Hong Kong And Australia Agree Investor-State Dispute Resolution In New FTA.

Legal News & Analysis - Asia Pacific - Hong Kong - Australia - FDI

7 May, 2019


Hong Kong and Australia have signed a wide-ranging free trade agreement in a variety of areas including trade in goods and services, government procurement, construction, communications, and intellectual property.

The "Investment Agreement between the Government of the Hong Kong Special Administrative Region of the People's Republic of China and the Government of Australia" (the "Agreement"), signed in Sydney on 26 March 2019, is the fourth free trade agreement to be signed by the Hong Kong government since the present administration took office in July 2017. Hong Kong's Chief Executive Carrie Lam Cheng Yuet-ngor lauded the Agreement, believed to be worth US$13 billion, as "very substantive".

The Agreement is thought to be the first time that Australia has committed to liberalising the full range of its arbitration, conciliation and mediation services.

Settlement of disputes

In the event of an investment dispute, the Agreement states that the claimant and respondent "shall initially seek to resolve the investment dispute through consultations, which may include the use of non-binding, third party procedures, such as good offices, conciliation or mediation" (Article 23).

Familiar clauses

The Agreement contains several clauses familiar to readers of bilateral investment treaties including:


  • Articles 4 and 5 guarantee that each party shall accord to the other treatment no less favourable than that it accords its own investors (Article 4) and to investors of any non-party (Article 5), subject to significant exceptions on each side that include areas such as foreign purchases of land, education, communication services, nationalisation and privatisation and law enforcement. Taxation matters are also excluded for the most part;
  • Article 8 guarantees each party fair and equitable treatment and full protection and security, the latter usually concerned with the physical protection of the investment and of the investor. The wording is narrower than in the previous 1993 Hong Kong-Australia Bilateral Investment Treaty, reflecting the perception that the broader wording may offer redress where a claim for expropriation is not supported by the facts;
  • Article 10 deals with expropriation and compensation, under which neither party can expropriate a covered investment except for a public purpose, in a non-discriminatory manner, on payment of compensation and in accordance with due process of law. Non-discriminatory regulatory actions designed to protect public health, safety and the environment, do not constitute "expropriations", save in rare circumstances;
  • Article 23 obliges the parties to seek to resolve disputes through consultations, which may include the use of non-binding, third party procedures, such as conciliation or mediation;
  • Article 24 allows either party to submit an investment dispute to arbitration if it has not been resolved within six months of the receipt of a written request for consultations under Article 23. Claims are deemed submitted when the notice of arbitration is received by the respondent.
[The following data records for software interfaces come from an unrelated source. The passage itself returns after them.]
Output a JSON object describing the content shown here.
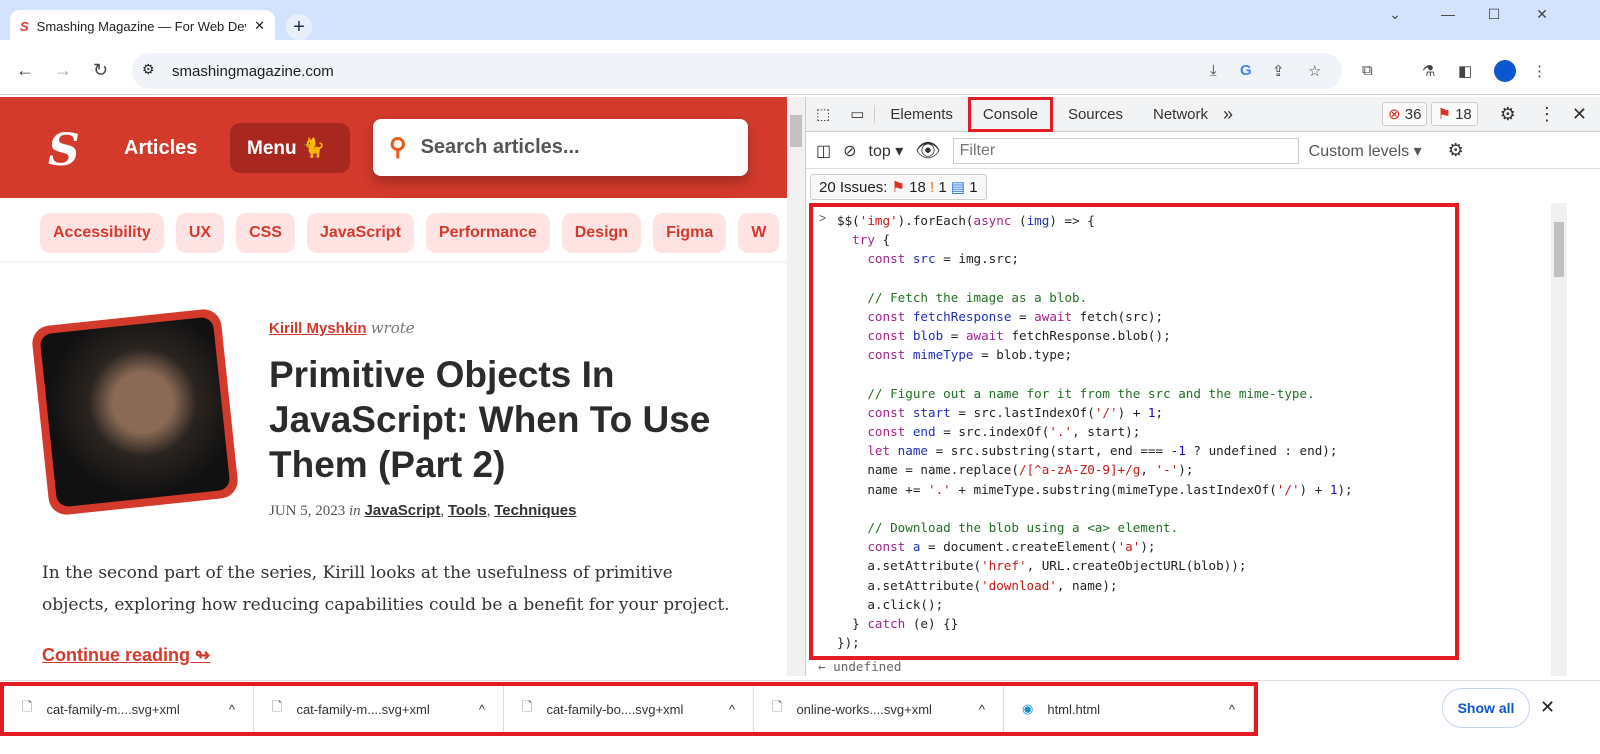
{
  "browser": {
    "tab_title": "Smashing Magazine — For Web Developers",
    "url": "smashingmagazine.com",
    "new_tab": "+",
    "close": "✕"
  },
  "site": {
    "logo": "S",
    "articles": "Articles",
    "menu": "Menu",
    "search_placeholder": "Search articles...",
    "brand_color": "#d33a2c",
    "tags": [
      "Accessibility",
      "UX",
      "CSS",
      "JavaScript",
      "Performance",
      "Design",
      "Figma",
      "W"
    ],
    "article": {
      "author": "Kirill Myshkin",
      "wrote": "wrote",
      "title": "Primitive Objects In JavaScript: When To Use Them (Part 2)",
      "date": "JUN 5, 2023",
      "in": "in",
      "categories": [
        "JavaScript",
        "Tools",
        "Techniques"
      ],
      "excerpt": "In the second part of the series, Kirill looks at the usefulness of primitive objects, exploring how reducing capabilities could be a benefit for your project.",
      "continue": "Continue reading ↬"
    }
  },
  "devtools": {
    "tabs": [
      "Elements",
      "Console",
      "Sources",
      "Network"
    ],
    "more": "»",
    "errors": "36",
    "issues_badge": "18",
    "context": "top",
    "filter_placeholder": "Filter",
    "levels": "Custom levels ▾",
    "issues": {
      "label": "20 Issues:",
      "errors": "18",
      "warnings": "1",
      "info": "1"
    },
    "prompt": ">",
    "result": "← undefined",
    "code": [
      [
        [
          "p",
          "$$("
        ],
        [
          "s",
          "'img'"
        ],
        [
          "p",
          ").forEach("
        ],
        [
          "k",
          "async"
        ],
        [
          "p",
          " ("
        ],
        [
          "v",
          "img"
        ],
        [
          "p",
          ") => {"
        ]
      ],
      [
        [
          "p",
          "  "
        ],
        [
          "k",
          "try"
        ],
        [
          "p",
          " {"
        ]
      ],
      [
        [
          "p",
          "    "
        ],
        [
          "k",
          "const"
        ],
        [
          "v",
          " src"
        ],
        [
          "p",
          " = img.src;"
        ]
      ],
      [],
      [
        [
          "c",
          "    // Fetch the image as a blob."
        ]
      ],
      [
        [
          "p",
          "    "
        ],
        [
          "k",
          "const"
        ],
        [
          "v",
          " fetchResponse"
        ],
        [
          "p",
          " = "
        ],
        [
          "k",
          "await"
        ],
        [
          "p",
          " fetch(src);"
        ]
      ],
      [
        [
          "p",
          "    "
        ],
        [
          "k",
          "const"
        ],
        [
          "v",
          " blob"
        ],
        [
          "p",
          " = "
        ],
        [
          "k",
          "await"
        ],
        [
          "p",
          " fetchResponse.blob();"
        ]
      ],
      [
        [
          "p",
          "    "
        ],
        [
          "k",
          "const"
        ],
        [
          "v",
          " mimeType"
        ],
        [
          "p",
          " = blob.type;"
        ]
      ],
      [],
      [
        [
          "c",
          "    // Figure out a name for it from the src and the mime-type."
        ]
      ],
      [
        [
          "p",
          "    "
        ],
        [
          "k",
          "const"
        ],
        [
          "v",
          " start"
        ],
        [
          "p",
          " = src.lastIndexOf("
        ],
        [
          "s",
          "'/'"
        ],
        [
          "p",
          ") + "
        ],
        [
          "n",
          "1"
        ],
        [
          "p",
          ";"
        ]
      ],
      [
        [
          "p",
          "    "
        ],
        [
          "k",
          "const"
        ],
        [
          "v",
          " end"
        ],
        [
          "p",
          " = src.indexOf("
        ],
        [
          "s",
          "'.'"
        ],
        [
          "p",
          ", start);"
        ]
      ],
      [
        [
          "p",
          "    "
        ],
        [
          "k",
          "let"
        ],
        [
          "v",
          " name"
        ],
        [
          "p",
          " = src.substring(start, end === "
        ],
        [
          "n",
          "-1"
        ],
        [
          "p",
          " ? undefined : end);"
        ]
      ],
      [
        [
          "p",
          "    name = name.replace("
        ],
        [
          "s",
          "/[^a-zA-Z0-9]+/g"
        ],
        [
          "p",
          ", "
        ],
        [
          "s",
          "'-'"
        ],
        [
          "p",
          ");"
        ]
      ],
      [
        [
          "p",
          "    name += "
        ],
        [
          "s",
          "'.'"
        ],
        [
          "p",
          " + mimeType.substring(mimeType.lastIndexOf("
        ],
        [
          "s",
          "'/'"
        ],
        [
          "p",
          ") + "
        ],
        [
          "n",
          "1"
        ],
        [
          "p",
          ");"
        ]
      ],
      [],
      [
        [
          "c",
          "    // Download the blob using a <a> element."
        ]
      ],
      [
        [
          "p",
          "    "
        ],
        [
          "k",
          "const"
        ],
        [
          "v",
          " a"
        ],
        [
          "p",
          " = document.createElement("
        ],
        [
          "s",
          "'a'"
        ],
        [
          "p",
          ");"
        ]
      ],
      [
        [
          "p",
          "    a.setAttribute("
        ],
        [
          "s",
          "'href'"
        ],
        [
          "p",
          ", URL.createObjectURL(blob));"
        ]
      ],
      [
        [
          "p",
          "    a.setAttribute("
        ],
        [
          "s",
          "'download'"
        ],
        [
          "p",
          ", name);"
        ]
      ],
      [
        [
          "p",
          "    a.click();"
        ]
      ],
      [
        [
          "p",
          "  } "
        ],
        [
          "k",
          "catch"
        ],
        [
          "p",
          " (e) {}"
        ]
      ],
      [
        [
          "p",
          "});"
        ]
      ]
    ]
  },
  "downloads": {
    "items": [
      {
        "name": "cat-family-m....svg+xml",
        "icon": "file-icon"
      },
      {
        "name": "cat-family-m....svg+xml",
        "icon": "file-icon"
      },
      {
        "name": "cat-family-bo....svg+xml",
        "icon": "file-icon"
      },
      {
        "name": "online-works....svg+xml",
        "icon": "file-icon"
      },
      {
        "name": "html.html",
        "icon": "edge-icon"
      }
    ],
    "show_all": "Show all",
    "close": "✕",
    "expand": "^"
  }
}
Whilst the UNCITRAL arbitration rules are referenced as the default rules for arbitration, the parties may agree to refer disputes to any other arbitral institution or under any other arbitration rules;
  • Article 25 specifies that where disputes arise relating to financial services, all arbitrators appointed to the panel must have requisite experience in financial services law or practice;
  • Article 27 prescribes a limitation period of three years and six months from the date the claimant first acquired, or should have first acquired, knowledge of the relevant breach and the incurring of loss or damage;
  • Articles 28 onwards address the selection of arbitrators, conduct of the arbitration, transparency of proceedings, the appointment of experts, consolidation of claims and awards.


The road ahead

The signing of the Agreement is an important step forward for both Australia and Hong Kong. Hong Kong has seen its exports fall by as much as nearly 6% year on year as at December 2018 due to the global trade war between Washington and Beijing. Australia was Hong Kong's seventh largest trading partner in 2017, whilst Hong Kong was Australia's twelfth most significant export destination. 


The agreement means that Australia can be sure that Hong Kong will not apply tariffs on Australian goods in the future. For its part, Australia will now enjoy free trade agreements with seven out of its top eight main export destinations for goods and services. 



For further information, please contact:


James Kwan, Partner, Hogan Lovells

[email protected].com